> **ASSIGNED TASK**: For the entries that appear below, write out the exact text and omit the pictures.

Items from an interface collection
□ □ □ □
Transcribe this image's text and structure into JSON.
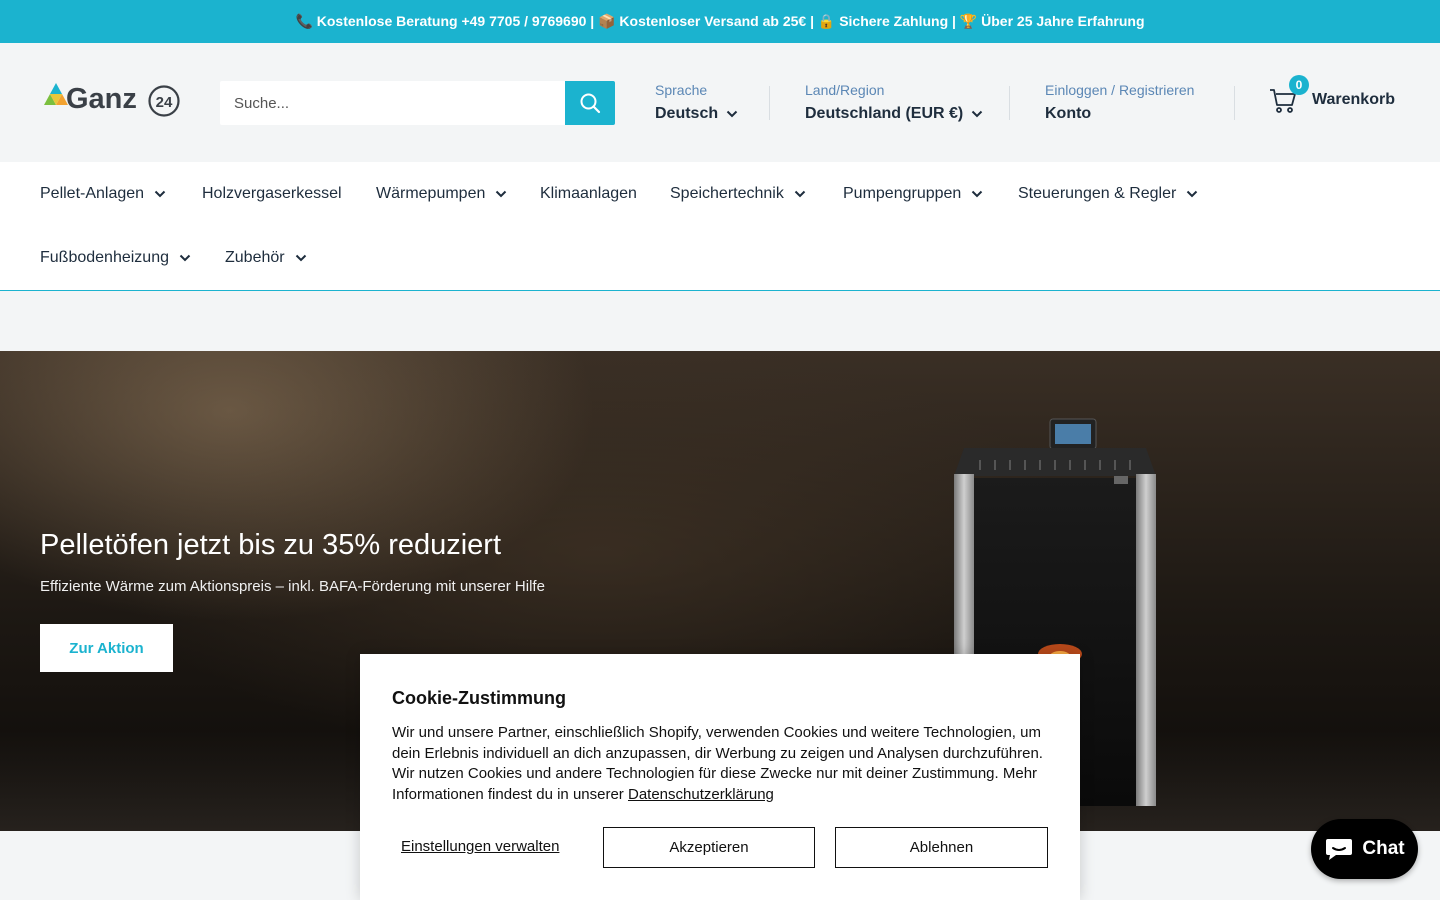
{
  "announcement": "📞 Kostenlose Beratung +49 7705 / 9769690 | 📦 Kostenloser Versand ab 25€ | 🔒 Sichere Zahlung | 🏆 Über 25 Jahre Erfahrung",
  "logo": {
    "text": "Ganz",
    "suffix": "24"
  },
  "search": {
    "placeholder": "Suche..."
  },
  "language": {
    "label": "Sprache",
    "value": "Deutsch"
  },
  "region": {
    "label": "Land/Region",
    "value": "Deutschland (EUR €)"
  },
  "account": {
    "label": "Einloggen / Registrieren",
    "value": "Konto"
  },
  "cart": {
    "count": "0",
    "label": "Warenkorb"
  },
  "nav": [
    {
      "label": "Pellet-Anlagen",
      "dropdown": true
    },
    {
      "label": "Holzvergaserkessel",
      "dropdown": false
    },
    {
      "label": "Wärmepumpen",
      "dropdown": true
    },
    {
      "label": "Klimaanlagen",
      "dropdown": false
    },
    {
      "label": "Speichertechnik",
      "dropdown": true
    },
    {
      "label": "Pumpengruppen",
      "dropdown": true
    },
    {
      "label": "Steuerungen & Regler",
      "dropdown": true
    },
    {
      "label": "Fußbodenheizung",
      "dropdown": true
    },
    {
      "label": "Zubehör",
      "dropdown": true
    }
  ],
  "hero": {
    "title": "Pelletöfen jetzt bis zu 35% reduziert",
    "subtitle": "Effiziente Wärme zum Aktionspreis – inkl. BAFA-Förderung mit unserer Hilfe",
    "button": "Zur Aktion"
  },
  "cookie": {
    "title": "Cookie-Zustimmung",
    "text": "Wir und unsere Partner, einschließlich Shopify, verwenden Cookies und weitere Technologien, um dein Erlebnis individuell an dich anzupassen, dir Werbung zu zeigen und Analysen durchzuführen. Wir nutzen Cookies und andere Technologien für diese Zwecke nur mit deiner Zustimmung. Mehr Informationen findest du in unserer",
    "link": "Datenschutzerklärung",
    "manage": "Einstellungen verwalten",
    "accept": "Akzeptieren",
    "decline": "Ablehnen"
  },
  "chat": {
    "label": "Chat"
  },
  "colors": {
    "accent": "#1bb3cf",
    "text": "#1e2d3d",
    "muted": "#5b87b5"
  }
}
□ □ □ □
> **EXERCISE ANSWER**:
Transcribe this image's text and structure into JSON.
{
  "announcement": "📞 Kostenlose Beratung +49 7705 / 9769690 | 📦 Kostenloser Versand ab 25€ | 🔒 Sichere Zahlung | 🏆 Über 25 Jahre Erfahrung",
  "logo": {
    "text": "Ganz",
    "suffix": "24"
  },
  "search": {
    "placeholder": "Suche..."
  },
  "language": {
    "label": "Sprache",
    "value": "Deutsch"
  },
  "region": {
    "label": "Land/Region",
    "value": "Deutschland (EUR €)"
  },
  "account": {
    "label": "Einloggen / Registrieren",
    "value": "Konto"
  },
  "cart": {
    "count": "0",
    "label": "Warenkorb"
  },
  "nav": [
    {
      "label": "Pellet-Anlagen",
      "dropdown": true
    },
    {
      "label": "Holzvergaserkessel",
      "dropdown": false
    },
    {
      "label": "Wärmepumpen",
      "dropdown": true
    },
    {
      "label": "Klimaanlagen",
      "dropdown": false
    },
    {
      "label": "Speichertechnik",
      "dropdown": true
    },
    {
      "label": "Pumpengruppen",
      "dropdown": true
    },
    {
      "label": "Steuerungen & Regler",
      "dropdown": true
    },
    {
      "label": "Fußbodenheizung",
      "dropdown": true
    },
    {
      "label": "Zubehör",
      "dropdown": true
    }
  ],
  "hero": {
    "title": "Pelletöfen jetzt bis zu 35% reduziert",
    "subtitle": "Effiziente Wärme zum Aktionspreis – inkl. BAFA-Förderung mit unserer Hilfe",
    "button": "Zur Aktion"
  },
  "cookie": {
    "title": "Cookie-Zustimmung",
    "text": "Wir und unsere Partner, einschließlich Shopify, verwenden Cookies und weitere Technologien, um dein Erlebnis individuell an dich anzupassen, dir Werbung zu zeigen und Analysen durchzuführen. Wir nutzen Cookies und andere Technologien für diese Zwecke nur mit deiner Zustimmung. Mehr Informationen findest du in unserer",
    "link": "Datenschutzerklärung",
    "manage": "Einstellungen verwalten",
    "accept": "Akzeptieren",
    "decline": "Ablehnen"
  },
  "chat": {
    "label": "Chat"
  },
  "colors": {
    "accent": "#1bb3cf",
    "text": "#1e2d3d",
    "muted": "#5b87b5"
  }
}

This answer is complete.